Below is a small GIF made from a small subset of images contained in the original 36MB GIF found at https://cneos.jpl.nasa.gov/images/news/florence.p5us.1Hz.s382.sep01.gif as I just found in the Sky and Telescope article Asteroid Florence Has Two Moons.
Although it's tempting to interpret the image as an optical image, I belive this is pulsed-doppler data from the Goldstone Deep Space Network center. I am guessing that one axis is range (delay) and the other is doppler shift.
Still I can't figure out the geometry that would produce an "eclipse" (in this case the moon passing behind the larger asteroid) with it disappearing so "far" from the asteroid.
Could someone help me out here? Is one axis delay (time) and the other doppler shift? One can start with this description but there is more to it than is discussed there.

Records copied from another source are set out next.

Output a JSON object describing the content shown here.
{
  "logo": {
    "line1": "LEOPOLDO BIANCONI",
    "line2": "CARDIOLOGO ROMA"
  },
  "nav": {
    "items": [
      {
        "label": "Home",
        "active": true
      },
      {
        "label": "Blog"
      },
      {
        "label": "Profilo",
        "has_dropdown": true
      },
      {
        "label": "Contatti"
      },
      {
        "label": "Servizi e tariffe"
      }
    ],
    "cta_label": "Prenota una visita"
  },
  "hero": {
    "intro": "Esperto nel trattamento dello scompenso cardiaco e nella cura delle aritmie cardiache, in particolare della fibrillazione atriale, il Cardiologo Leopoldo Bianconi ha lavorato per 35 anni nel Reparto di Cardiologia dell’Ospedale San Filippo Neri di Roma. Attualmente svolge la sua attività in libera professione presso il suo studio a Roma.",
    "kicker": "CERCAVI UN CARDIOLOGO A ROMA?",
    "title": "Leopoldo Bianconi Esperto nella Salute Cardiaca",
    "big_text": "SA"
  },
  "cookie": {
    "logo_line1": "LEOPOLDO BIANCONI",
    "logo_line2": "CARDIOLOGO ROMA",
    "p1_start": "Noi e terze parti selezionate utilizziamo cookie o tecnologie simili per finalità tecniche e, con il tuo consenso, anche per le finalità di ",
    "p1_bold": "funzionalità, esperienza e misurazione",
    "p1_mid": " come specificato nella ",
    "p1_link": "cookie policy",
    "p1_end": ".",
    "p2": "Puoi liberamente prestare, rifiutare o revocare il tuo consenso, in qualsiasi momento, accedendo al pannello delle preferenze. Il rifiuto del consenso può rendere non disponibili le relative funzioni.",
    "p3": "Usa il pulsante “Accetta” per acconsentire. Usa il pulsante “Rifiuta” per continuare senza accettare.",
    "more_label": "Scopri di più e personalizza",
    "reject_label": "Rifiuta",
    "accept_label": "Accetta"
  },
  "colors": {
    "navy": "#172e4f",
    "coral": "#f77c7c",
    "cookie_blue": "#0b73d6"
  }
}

below: "A radar image shows asteroid 3122 Florence and tiny echoes from its two moons. Here is an animation that shows them more clearly. The direction of the radar illumination (and thus the direction toward Earth) is at the top." From here. NASA / Jet Propulsion Laboratory. This is a small subset of the frames contained in the original 36 MB GIF, and the size has been decreased by a factor of 2 in order to fit in SE's 2 MB limit.